“Direct Support Professionals provided essential support to people with developmental disabilities throughout the pandemic when we needed them most, in spite of the risk to themselves and their own families,” Governor Hochul said. “We owe these workers a debt of gratitude and the American Rescue Plan funding paves the way for bonuses, incentives and one time pay raises to help keep these hardworking, loyal and devoted workers doing what they love most, supporting people with developmental disabilities.”

New York State submitted its initial draft spending plan to the Centers for Medicare and Medicaid Services for the enhanced federal funding provided by the American Rescue Plan Act of 2021 on July 8, 2021. The CMS has provided partial approval of the plan as it relates to the workforce.

As approved, OPWDD’s plan targeted most of the funding to workforce initiatives, including payments to provide bonuses to DSPs and family care providers. OPWDD plans to invest the one-time ARPA funding in workforce improvements and incentives including:

  • A “Heroes Fund” which will provide incentive payments to those DSPs who worked during the unprecedented pandemic with additional payments for those who received the COVID vaccine.
  • Retention and longevity bonuses will make additional investments in the workforce by rewarding longevity and providing additional bonuses to staff who remain in the DSP workforce.
  • Long-term recruitment and retention strategies which will be developed and tested with funding for projects that address the long-term stability of the workforce. Funding will be made available to incentivize credentialing and other strategies that build skills and competency of DSP workforce and front-line supervisors.

Read more.

Kerri Neifeld tapped as OPWDD Commissioner

Former DSP Jihoon Kim named Deputy

Yesterday Governor Hochul announced the nomination of Kerri Neifeld as the new commissioner for OPWDD and the appointment of Jihoon Kim as Deputy Secretary for Health and Human Services. These positions are critical to our field, and we consider Governor Hochul’s selections to be very encouraging choices. Both Ms. Neifeld and Mr. Kim are extremely knowledgeable, and have served as advocates for our field during their careers. We have worked with them extensively, and have appreciated their candor, transparency and responsiveness. We are confident they will provide compassionate and thoughtful leadership moving forward.

CP State welcomes Dr. Sharon Carpinello to the team

The former OMH Commissioner will guide mental health strategy for Affiliates

Cerebral Palsy Associations of NYS is proud to announce that former NYS Office of Mental Health Commissioner Dr. Sharon Carpinello is joining our team to guide our mental health advocacy strategy and serve as a consultant to support Affiliates.

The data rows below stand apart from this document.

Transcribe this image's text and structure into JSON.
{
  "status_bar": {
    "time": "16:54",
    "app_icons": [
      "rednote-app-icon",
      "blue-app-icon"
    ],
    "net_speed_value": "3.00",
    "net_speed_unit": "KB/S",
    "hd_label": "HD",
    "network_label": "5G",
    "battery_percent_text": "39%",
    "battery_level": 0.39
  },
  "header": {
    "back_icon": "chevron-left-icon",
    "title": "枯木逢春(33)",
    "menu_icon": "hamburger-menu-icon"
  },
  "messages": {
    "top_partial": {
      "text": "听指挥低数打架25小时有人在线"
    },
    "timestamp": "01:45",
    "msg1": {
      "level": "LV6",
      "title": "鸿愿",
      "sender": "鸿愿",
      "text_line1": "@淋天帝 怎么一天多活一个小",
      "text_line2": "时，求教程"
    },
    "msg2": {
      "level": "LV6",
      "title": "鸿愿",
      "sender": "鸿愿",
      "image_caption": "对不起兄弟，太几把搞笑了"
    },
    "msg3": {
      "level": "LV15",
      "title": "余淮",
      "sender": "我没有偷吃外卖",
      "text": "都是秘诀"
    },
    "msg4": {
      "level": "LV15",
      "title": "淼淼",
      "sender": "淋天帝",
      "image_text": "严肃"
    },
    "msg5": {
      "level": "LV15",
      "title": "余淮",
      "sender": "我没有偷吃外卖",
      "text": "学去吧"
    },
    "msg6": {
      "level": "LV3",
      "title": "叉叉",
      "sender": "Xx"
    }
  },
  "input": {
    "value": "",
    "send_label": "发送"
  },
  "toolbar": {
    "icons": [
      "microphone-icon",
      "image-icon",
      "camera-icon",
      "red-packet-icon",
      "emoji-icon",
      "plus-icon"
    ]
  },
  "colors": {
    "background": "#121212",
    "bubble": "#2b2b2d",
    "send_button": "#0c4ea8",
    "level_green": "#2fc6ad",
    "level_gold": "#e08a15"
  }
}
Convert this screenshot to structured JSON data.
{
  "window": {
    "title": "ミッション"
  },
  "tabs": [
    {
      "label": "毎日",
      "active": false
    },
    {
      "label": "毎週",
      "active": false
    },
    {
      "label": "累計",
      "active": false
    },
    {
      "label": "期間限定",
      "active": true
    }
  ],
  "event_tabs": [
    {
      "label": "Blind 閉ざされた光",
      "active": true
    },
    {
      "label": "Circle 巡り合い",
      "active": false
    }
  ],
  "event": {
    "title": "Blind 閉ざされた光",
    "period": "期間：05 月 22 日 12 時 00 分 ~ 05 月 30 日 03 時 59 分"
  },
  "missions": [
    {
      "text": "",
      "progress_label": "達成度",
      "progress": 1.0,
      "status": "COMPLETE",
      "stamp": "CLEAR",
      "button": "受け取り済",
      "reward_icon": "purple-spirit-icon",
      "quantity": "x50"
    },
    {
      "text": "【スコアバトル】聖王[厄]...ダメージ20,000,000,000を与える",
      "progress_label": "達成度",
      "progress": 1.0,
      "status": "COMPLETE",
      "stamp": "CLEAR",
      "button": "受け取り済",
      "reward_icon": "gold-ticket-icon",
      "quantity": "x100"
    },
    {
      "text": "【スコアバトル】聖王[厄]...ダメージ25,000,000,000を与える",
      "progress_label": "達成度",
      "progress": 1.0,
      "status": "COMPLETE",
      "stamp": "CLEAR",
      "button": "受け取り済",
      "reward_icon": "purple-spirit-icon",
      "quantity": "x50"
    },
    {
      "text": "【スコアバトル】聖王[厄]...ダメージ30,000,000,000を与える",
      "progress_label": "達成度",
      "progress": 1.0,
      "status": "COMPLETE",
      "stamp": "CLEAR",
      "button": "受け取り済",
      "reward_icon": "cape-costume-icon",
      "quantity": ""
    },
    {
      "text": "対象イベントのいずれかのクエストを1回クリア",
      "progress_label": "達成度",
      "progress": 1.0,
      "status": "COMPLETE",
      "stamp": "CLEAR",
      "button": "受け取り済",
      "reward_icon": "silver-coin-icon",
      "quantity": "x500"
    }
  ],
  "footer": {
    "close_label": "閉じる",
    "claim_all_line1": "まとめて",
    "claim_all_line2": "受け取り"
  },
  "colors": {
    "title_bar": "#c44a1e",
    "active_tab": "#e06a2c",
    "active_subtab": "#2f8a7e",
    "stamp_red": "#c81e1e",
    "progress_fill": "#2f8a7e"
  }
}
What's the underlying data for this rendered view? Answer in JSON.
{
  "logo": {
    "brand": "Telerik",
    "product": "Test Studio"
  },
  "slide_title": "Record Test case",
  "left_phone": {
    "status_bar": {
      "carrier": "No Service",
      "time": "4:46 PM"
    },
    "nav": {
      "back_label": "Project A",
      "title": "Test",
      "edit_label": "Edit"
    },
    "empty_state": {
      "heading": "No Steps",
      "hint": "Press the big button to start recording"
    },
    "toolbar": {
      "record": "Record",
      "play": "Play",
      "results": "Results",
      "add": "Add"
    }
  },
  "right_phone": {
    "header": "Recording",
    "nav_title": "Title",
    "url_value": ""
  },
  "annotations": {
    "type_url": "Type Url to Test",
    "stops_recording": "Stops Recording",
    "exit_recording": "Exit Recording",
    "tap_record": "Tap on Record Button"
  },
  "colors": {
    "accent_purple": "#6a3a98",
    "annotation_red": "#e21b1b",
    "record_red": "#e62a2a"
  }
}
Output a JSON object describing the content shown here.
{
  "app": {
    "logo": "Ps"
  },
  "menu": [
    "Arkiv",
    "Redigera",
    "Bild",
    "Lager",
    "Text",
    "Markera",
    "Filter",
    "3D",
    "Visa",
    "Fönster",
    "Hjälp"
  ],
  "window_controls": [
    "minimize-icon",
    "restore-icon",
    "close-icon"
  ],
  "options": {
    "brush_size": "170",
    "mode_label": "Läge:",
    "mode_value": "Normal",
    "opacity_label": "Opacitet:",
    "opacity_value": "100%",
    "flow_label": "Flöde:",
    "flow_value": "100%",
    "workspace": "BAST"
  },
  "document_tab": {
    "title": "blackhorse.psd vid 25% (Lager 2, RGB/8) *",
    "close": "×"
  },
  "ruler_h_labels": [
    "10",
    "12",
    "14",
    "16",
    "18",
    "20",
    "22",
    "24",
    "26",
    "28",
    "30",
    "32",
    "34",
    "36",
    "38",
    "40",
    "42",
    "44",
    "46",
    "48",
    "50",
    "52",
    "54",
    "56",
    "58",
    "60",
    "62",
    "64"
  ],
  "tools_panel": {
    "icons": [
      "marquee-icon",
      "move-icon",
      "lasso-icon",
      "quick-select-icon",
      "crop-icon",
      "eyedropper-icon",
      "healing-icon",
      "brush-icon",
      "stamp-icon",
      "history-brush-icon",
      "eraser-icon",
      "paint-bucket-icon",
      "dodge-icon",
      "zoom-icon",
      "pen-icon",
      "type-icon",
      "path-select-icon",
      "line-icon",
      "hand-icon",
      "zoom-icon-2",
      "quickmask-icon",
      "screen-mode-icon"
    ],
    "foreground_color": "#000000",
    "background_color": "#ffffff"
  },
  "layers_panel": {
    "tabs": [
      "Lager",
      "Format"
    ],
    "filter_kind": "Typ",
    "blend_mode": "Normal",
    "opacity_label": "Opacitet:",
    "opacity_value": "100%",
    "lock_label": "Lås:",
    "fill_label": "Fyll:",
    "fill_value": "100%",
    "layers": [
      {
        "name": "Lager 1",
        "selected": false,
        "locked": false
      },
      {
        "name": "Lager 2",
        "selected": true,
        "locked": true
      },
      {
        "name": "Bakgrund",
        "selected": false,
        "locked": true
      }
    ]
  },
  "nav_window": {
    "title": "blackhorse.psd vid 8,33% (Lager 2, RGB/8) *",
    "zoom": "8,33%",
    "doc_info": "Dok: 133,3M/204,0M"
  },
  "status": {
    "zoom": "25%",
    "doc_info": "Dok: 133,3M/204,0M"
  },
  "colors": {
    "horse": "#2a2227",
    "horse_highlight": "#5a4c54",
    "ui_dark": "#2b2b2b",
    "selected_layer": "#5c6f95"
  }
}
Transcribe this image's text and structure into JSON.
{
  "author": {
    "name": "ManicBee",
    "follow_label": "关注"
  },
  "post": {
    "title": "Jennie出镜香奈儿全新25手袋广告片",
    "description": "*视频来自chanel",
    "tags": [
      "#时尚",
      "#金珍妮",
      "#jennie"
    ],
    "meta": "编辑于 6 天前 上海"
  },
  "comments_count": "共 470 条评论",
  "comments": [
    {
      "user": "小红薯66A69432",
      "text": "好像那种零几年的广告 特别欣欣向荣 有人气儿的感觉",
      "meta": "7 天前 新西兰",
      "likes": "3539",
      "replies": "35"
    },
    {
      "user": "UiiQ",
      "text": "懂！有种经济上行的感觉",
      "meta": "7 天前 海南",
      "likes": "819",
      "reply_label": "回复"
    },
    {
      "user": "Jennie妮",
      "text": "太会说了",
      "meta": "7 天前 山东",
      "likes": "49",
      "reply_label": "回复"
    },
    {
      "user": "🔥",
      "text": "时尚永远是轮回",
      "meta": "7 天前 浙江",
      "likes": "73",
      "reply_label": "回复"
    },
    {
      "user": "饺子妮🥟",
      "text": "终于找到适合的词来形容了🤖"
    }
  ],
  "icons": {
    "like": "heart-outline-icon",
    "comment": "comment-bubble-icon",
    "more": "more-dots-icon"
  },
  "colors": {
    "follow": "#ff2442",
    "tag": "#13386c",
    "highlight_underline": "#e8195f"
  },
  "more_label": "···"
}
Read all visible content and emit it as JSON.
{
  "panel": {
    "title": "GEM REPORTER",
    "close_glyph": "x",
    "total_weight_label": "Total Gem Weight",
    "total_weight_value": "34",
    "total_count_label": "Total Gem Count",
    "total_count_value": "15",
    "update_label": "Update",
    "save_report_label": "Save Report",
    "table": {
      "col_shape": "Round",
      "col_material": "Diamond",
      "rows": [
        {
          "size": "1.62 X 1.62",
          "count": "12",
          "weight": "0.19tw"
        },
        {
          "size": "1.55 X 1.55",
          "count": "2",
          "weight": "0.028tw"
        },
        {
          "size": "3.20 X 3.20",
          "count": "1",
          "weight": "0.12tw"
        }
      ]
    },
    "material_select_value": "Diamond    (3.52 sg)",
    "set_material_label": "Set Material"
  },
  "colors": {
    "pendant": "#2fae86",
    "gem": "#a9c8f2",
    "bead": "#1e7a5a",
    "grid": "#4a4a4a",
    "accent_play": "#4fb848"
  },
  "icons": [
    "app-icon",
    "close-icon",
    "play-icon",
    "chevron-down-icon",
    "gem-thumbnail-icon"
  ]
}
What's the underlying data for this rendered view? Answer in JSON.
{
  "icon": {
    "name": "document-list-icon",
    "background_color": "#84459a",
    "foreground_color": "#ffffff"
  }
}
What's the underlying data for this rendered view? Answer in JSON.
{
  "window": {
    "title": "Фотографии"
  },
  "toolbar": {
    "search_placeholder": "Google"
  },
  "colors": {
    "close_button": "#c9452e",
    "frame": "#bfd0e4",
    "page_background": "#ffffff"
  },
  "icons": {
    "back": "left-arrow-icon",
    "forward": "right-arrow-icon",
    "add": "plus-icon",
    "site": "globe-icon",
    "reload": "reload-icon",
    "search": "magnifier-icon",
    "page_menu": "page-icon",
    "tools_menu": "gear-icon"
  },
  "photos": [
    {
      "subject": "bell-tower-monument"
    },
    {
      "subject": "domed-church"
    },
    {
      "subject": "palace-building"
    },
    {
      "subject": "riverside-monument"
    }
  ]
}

With the increasing expressed need of the prevalence of mental health issues in the people we support and the barriers presented in the State’s current siloed funding and oversight, Sharon will be an invaluable resource for CP of NYS and our Affiliates as we navigate these issues and identify strategic options to better meet the growing needs.

This proactive step to better support our Affiliates comes at a time of great change in the disability movement and we believe Sharon’s wealth of knowledge and experience is truly a case of “the right person at the right time” in our system’s evolution. In the years since she was the Commissioner of OMH, Sharon has remained an advocate for people with disabilities. Her roles in the legislature as a mental hygiene staff consultant and principal analyst includes analysis and negotiations of the Executive Budget as it pertained to people with developmental disabilities, substance abuse problems, serious mental illness and people who are incarcerated.

Dr. Carpinello has devoted much of her life to people with developmental disabilities and mental illness. Her motto about wellness is: “at home, in the community, at work, in school and with friends”. We’re fortunate to have her on the team. Please join us in welcoming her to the CP family!